There are also some specific limitations of this review that merit consideration. Firstly, there was some heterogeneity across studies for outcomes such as all-cause, CVD, and CHD mortality, but subgroup analyses and meta-regression analyses on study characteristics including age, geographical location, duration of follow-up, publish year, and method of diabetes ascertainment did not provide any evidence of a substantial effect of these differences on the results. Secondly, the present meta-analysis is based on prospective cohort studies, and the observational design is open to biases due to the residual confounding from incompletely measured factors and cannot elucidate causal relationship. Thirdly, the present meta-analysis did not include non-fatal events, which limited the ability to assess the presence of sex differences in risk for the incidence. Fourthly, differences in definition of diabetes, diabetes duration, duration of follow-up, and populations might have contributed to the sex differences in the association of diabetes with risk of death and CVD; although subgroup, meta-regression, and sensitivity analyses were conducted to explore the potential between-study heterogeneity, lack of individual participant data limited more in-depth sensitivity analyses than were reported here. Fifthly, our analysis cannot ascertain the underlying cause of the sex differences in the relationship between diabetes and the risk of CVD mortality. Finally, the potential publication bias was also a concern. Although we did not observe any apparent publication bias in our statistical tests, it was still difficult to completely rule this out.

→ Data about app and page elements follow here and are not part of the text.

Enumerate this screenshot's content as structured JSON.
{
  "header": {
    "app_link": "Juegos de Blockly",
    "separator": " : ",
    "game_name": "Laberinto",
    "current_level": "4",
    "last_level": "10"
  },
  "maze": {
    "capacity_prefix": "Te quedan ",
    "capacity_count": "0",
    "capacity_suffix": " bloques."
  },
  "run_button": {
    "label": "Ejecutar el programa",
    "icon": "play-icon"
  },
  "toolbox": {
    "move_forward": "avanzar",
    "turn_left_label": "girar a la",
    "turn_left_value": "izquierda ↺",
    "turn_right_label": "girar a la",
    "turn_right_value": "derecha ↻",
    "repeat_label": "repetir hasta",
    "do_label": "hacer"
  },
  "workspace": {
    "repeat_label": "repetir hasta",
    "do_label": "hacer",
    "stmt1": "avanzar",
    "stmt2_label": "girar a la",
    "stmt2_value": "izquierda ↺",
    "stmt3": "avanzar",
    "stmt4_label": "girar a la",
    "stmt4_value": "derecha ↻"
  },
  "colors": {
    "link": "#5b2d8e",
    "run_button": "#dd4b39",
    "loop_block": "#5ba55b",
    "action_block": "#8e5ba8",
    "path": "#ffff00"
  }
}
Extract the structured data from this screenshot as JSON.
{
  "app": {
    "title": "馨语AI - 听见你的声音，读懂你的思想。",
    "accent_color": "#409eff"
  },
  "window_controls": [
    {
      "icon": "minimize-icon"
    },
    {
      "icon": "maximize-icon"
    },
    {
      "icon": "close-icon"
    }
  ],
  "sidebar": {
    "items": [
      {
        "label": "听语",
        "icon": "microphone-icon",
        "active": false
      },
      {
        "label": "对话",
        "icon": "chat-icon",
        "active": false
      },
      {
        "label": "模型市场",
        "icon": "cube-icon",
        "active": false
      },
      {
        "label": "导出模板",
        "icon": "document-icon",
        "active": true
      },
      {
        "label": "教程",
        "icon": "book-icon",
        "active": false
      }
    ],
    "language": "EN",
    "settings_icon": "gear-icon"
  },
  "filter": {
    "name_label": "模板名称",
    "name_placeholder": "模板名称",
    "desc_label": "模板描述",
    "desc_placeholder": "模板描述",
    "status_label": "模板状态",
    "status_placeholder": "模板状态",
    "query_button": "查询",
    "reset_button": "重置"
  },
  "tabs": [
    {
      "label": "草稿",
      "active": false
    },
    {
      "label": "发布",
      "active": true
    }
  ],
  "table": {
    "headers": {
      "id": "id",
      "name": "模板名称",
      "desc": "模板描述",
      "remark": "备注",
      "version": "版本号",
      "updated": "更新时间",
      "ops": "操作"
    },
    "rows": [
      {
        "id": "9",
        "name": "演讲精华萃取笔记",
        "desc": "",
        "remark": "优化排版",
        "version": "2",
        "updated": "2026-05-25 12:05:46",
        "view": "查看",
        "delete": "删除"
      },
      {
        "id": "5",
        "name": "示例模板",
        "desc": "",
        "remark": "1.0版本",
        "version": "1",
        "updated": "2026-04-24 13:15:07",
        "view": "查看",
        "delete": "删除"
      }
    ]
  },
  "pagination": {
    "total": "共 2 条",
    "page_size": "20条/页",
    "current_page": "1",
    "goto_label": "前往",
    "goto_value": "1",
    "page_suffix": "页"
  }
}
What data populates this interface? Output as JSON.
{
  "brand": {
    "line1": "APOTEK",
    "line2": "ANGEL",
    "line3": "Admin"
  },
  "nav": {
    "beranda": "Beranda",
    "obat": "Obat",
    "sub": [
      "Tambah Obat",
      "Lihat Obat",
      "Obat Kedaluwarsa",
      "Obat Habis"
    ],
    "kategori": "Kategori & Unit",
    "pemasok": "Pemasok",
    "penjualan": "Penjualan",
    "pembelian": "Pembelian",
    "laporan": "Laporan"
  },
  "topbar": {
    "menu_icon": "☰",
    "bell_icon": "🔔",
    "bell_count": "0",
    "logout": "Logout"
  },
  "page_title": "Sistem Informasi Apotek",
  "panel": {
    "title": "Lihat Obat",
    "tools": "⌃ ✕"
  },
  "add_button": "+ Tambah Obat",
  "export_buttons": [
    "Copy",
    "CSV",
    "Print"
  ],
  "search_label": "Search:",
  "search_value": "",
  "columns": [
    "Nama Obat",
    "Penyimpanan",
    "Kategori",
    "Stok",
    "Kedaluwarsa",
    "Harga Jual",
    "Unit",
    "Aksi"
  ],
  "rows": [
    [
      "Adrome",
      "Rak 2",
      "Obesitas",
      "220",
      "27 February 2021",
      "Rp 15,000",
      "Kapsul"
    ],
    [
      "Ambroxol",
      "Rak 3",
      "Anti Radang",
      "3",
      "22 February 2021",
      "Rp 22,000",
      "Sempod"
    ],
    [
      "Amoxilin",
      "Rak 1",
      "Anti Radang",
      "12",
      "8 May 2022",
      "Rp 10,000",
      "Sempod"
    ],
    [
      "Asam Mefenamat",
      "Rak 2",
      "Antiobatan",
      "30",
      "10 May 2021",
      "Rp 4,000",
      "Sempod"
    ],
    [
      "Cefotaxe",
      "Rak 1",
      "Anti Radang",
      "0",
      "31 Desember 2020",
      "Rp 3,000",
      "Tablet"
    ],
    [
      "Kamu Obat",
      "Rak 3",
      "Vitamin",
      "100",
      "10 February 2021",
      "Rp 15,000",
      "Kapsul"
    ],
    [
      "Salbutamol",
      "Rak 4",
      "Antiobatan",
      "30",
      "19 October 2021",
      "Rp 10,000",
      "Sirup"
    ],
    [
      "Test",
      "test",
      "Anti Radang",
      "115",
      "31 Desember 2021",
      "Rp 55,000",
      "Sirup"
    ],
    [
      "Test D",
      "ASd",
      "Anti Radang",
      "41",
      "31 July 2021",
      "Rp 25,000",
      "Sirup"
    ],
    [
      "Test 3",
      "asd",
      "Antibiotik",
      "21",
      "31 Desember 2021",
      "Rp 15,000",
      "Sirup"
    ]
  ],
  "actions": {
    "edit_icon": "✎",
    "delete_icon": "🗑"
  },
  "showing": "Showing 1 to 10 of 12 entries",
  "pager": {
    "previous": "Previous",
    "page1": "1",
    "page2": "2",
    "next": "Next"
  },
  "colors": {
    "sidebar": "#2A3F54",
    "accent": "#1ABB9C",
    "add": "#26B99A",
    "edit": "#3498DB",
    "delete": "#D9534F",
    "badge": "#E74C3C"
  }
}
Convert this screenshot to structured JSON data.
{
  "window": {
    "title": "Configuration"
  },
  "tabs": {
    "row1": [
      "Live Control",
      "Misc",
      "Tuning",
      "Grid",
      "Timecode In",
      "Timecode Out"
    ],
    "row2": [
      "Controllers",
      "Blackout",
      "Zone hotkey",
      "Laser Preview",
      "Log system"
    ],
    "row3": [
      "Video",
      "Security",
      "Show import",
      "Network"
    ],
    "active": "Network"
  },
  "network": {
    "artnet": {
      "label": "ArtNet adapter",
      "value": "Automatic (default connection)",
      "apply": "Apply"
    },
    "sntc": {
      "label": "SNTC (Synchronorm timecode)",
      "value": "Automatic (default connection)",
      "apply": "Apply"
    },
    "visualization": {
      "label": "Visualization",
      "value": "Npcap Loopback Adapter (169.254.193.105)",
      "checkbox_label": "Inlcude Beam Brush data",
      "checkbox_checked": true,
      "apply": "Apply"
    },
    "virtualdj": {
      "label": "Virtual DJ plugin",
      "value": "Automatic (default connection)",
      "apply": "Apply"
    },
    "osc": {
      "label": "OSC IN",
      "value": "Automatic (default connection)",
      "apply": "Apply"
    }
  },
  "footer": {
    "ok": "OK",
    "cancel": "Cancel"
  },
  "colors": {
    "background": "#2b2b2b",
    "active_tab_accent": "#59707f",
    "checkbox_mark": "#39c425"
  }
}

Our study demonstrated that women with diabetes have a greater risk of all-cause mortality, particularly from CHD, compared with men with the same condition. An increased understanding and appreciation of sex differences in the relationship between diabetes and risk of all-cause and CHD mortality is required given the substantial global and regional burden of NCDs. Women with diabetes should be treated and managed throughout their life course with the view to reduce the burden of other diseases related to diabetes. In the future, in-depth sex-specific analyses from randomized trials and other studies using approaches like Mendelian randomization are needed to clarify the biological, behavioral, or social mechanisms involved.